**Provided data:**
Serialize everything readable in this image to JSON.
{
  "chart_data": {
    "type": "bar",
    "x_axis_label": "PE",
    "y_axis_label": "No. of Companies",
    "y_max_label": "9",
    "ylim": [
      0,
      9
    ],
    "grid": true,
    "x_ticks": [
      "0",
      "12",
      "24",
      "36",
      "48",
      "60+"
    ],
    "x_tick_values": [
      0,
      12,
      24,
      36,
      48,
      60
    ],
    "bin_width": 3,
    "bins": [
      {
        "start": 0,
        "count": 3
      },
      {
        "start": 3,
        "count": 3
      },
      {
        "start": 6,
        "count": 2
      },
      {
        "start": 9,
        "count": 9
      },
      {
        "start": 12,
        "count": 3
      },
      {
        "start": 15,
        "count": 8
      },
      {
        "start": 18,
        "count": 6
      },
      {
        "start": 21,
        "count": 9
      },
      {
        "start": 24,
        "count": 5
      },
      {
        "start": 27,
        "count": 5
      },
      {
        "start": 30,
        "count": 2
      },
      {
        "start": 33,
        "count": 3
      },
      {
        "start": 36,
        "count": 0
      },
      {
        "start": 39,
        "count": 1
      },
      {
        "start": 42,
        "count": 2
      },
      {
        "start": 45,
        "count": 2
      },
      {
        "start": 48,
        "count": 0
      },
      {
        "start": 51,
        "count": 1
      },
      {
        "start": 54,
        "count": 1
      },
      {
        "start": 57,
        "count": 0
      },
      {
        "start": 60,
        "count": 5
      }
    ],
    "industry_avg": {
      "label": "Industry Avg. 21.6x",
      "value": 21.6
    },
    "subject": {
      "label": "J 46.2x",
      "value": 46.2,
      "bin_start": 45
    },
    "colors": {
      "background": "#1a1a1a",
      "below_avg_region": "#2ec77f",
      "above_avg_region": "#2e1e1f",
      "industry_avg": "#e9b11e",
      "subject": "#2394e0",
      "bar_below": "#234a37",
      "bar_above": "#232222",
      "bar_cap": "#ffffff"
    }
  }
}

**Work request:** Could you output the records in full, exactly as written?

**Finished exercise:**
Serialize everything readable in this image to JSON.
{
  "chart_data": {
    "type": "bar",
    "x_axis_label": "PE",
    "y_axis_label": "No. of Companies",
    "y_max_label": "9",
    "ylim": [
      0,
      9
    ],
    "grid": true,
    "x_ticks": [
      "0",
      "12",
      "24",
      "36",
      "48",
      "60+"
    ],
    "x_tick_values": [
      0,
      12,
      24,
      36,
      48,
      60
    ],
    "bin_width": 3,
    "bins": [
      {
        "start": 0,
        "count": 3
      },
      {
        "start": 3,
        "count": 3
      },
      {
        "start": 6,
        "count": 2
      },
      {
        "start": 9,
        "count": 9
      },
      {
        "start": 12,
        "count": 3
      },
      {
        "start": 15,
        "count": 8
      },
      {
        "start": 18,
        "count": 6
      },
      {
        "start": 21,
        "count": 9
      },
      {
        "start": 24,
        "count": 5
      },
      {
        "start": 27,
        "count": 5
      },
      {
        "start": 30,
        "count": 2
      },
      {
        "start": 33,
        "count": 3
      },
      {
        "start": 36,
        "count": 0
      },
      {
        "start": 39,
        "count": 1
      },
      {
        "start": 42,
        "count": 2
      },
      {
        "start": 45,
        "count": 2
      },
      {
        "start": 48,
        "count": 0
      },
      {
        "start": 51,
        "count": 1
      },
      {
        "start": 54,
        "count": 1
      },
      {
        "start": 57,
        "count": 0
      },
      {
        "start": 60,
        "count": 5
      }
    ],
    "industry_avg": {
      "label": "Industry Avg. 21.6x",
      "value": 21.6
    },
    "subject": {
      "label": "J 46.2x",
      "value": 46.2,
      "bin_start": 45
    },
    "colors": {
      "background": "#1a1a1a",
      "below_avg_region": "#2ec77f",
      "above_avg_region": "#2e1e1f",
      "industry_avg": "#e9b11e",
      "subject": "#2394e0",
      "bar_below": "#234a37",
      "bar_above": "#232222",
      "bar_cap": "#ffffff"
    }
  }
}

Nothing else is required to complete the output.